It also affects women who were in that era greatly. There was a woman who saw it and she called me, crying, because that was her life. It’s what we do to girls and women without even realizing it — these tiny things we say. You open a magazine and it says “How to be on a date,” and it’s by a little guy in a closet giving you advice. And it f—s you up. We’re sending girls into the world, still, largely unprotected and in ways meant to subvert their own survival instinct. So what happens when you’re a lamb with your hands tied and you meet a wolf? What happens?
A friend of mine was assaulted. It was a neighbor who wanted to carry her groceries. She got a creepy feeling from him. He said, “Let me carry your groceries for you.” She said, “No, that’s OK.” He said, “Why don’t you stop being such a feminist and let me carry your groceries.” And then he raped her.
There seems to be a greater awareness now of the discrimination of women and how it comes from all angles. Do you feel awareness is leading to it getting at all better?
It’s how it seems with police brutality of African Americans. We’re just seeing it now. It’s always been there. I can tell you all the stuff that has been said to me that I have to do. Insane, some of them. People have said to me, “You have to grow your hair longer so the men in this town want to f— you. That’s the only way they’ll hire you.” Basic information like that, said by a woman.
You went viral the other day for a tweet where you mentioned a script note you got for an Adam Sandler script that noted actresses should have ostentatious cleavage, or at least wear a push-up bra.
That was an accident. I didn’t think of it going viral. But that wasn’t the part that was offensive to me. That part’s just pathetic and stupid. Of course some chick going for an Adam Sandler movie will get that. It’s just redundant and it’s old fashioned and embarrassing — more than anything it’s just embarrassing. But the part that made me laugh out loud is where they’re like “Make sure you read the script so you understand the context of the scene.” It’s an Adam Sandler film! That’s the part where you realize they think so little of the people coming in. I’m a pretty progressive sort, so to say I’m from Hollywood is sometimes cringeworthy. I want it to be better because it can be. It’s this old, old system that’s just tired. We’re putting out the number one export. We need to be smarter about it.
Do you feel uneasy being on social media, especially when you’re sometimes attacked for what you say?
There’s days when people are mad at me for this, that and the other. I don’t even check those days. There was a Ted Cruz thing recently that people got upset over, which I thought was hilarious. They were like, “You’re anti-Hispanic.” I was engaged to a Mexican for 5 ½ years [ed. the filmmaker Robert Rodriguez]. Also, somehow the fact that Ted Cruz is Hispanic was entirely lost on me. He just looks like a creepy white dude.

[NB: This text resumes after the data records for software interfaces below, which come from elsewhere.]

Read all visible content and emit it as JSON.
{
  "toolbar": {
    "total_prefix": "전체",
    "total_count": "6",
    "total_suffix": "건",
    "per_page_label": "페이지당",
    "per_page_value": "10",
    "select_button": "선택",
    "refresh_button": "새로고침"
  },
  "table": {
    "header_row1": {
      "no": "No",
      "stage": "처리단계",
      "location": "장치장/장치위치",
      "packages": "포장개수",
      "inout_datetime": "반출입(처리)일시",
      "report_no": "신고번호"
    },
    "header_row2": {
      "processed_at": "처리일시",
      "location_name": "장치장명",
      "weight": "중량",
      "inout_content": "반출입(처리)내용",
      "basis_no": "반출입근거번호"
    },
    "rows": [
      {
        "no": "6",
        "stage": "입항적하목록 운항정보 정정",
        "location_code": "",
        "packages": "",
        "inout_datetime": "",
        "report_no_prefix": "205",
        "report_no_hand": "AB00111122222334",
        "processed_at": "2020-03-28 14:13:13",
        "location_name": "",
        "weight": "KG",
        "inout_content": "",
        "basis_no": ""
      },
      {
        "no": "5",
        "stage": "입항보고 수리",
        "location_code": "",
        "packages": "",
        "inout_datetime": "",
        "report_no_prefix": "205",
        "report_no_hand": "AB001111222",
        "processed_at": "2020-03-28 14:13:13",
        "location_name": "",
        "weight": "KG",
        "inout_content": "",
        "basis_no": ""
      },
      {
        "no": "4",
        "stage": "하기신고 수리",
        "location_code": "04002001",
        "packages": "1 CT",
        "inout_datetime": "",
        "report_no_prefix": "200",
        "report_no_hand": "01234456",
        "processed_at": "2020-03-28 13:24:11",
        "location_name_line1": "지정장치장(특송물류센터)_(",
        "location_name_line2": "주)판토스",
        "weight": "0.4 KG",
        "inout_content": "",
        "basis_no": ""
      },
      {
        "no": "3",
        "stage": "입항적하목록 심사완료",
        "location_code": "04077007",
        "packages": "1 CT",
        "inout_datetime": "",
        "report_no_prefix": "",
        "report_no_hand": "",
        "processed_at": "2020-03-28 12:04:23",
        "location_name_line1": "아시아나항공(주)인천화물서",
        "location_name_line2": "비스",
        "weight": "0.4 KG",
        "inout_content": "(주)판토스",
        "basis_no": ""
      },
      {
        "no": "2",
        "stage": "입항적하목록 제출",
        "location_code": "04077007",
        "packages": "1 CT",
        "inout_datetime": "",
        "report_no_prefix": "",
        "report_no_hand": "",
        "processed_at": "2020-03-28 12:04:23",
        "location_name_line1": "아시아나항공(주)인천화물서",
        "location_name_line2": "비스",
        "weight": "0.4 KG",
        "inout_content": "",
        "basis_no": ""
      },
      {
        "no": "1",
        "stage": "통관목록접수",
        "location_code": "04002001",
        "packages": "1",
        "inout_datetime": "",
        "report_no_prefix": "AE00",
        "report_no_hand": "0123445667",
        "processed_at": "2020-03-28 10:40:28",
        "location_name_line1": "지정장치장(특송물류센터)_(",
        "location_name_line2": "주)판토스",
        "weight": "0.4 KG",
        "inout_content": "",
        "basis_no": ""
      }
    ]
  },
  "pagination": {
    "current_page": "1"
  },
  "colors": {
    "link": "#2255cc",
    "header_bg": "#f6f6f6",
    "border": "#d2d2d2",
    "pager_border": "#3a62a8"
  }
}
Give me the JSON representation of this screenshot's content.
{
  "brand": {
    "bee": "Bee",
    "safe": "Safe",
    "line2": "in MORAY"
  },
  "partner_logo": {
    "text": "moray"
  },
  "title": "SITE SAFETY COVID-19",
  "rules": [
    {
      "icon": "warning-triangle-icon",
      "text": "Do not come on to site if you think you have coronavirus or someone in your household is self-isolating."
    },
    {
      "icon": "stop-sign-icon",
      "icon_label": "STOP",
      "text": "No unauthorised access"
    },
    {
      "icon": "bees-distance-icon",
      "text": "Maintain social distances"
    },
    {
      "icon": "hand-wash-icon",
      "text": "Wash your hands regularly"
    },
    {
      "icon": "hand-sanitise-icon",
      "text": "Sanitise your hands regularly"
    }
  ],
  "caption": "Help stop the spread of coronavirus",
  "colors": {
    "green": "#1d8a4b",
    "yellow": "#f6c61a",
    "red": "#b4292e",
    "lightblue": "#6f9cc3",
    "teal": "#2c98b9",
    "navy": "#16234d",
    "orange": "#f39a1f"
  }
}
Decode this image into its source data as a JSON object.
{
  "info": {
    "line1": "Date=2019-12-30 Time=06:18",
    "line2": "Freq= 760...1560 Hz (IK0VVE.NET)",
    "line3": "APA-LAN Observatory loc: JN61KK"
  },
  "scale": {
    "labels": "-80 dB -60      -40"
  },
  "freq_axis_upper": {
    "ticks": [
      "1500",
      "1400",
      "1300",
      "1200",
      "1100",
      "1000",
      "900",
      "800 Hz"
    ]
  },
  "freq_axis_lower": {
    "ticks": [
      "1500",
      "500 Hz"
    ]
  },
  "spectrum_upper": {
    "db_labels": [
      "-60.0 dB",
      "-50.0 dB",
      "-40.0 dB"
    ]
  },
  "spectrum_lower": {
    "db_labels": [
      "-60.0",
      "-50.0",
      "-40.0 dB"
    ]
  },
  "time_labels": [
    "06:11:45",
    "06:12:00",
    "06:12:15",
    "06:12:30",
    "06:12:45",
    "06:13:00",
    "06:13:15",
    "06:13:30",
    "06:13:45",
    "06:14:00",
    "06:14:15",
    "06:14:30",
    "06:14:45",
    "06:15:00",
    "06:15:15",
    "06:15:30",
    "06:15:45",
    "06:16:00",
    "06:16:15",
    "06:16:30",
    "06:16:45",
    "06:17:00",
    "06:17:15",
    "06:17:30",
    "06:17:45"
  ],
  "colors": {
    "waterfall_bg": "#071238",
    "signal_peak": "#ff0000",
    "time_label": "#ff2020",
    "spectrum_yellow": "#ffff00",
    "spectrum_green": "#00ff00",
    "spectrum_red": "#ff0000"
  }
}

Even though it can be truly unpleasant, Twitter can also be used for good.
Of all people, it was Ashton Kutcher who said Twitter is actually the only voice that well-known people have that is purely theirs, for better or worse — sometimes for worse, but sometimes for better. Believe me, I’ve put things on Twitter where I was like, “Oh, I should have waited for that one. Too late now! Oh well!” [Laughs] But if someone slams me or writes something false about me or anybody else or about something I care about, if you’re verified you can go to the media outlets with what you say. What you say actually gets disseminated. That’s important. For a long time we only had publicists trying to get retractions on page 46. It’s different now. It was Ashton Kutcher who pointed out that I need a voice.
Given how the number and diversity of films you’ve done, you surely have learned a ton of skill sets. Do any of them stick around?
I can wield a sword pretty well. I’ve had fight training. I can pull an ear off with three pounds of pressure.
How do you do that?
You just pull.
Next time I need to pull an ear off I will keep that in mind.
And it’s only three pounds to snap an Achilles tendon from behind, so go for it.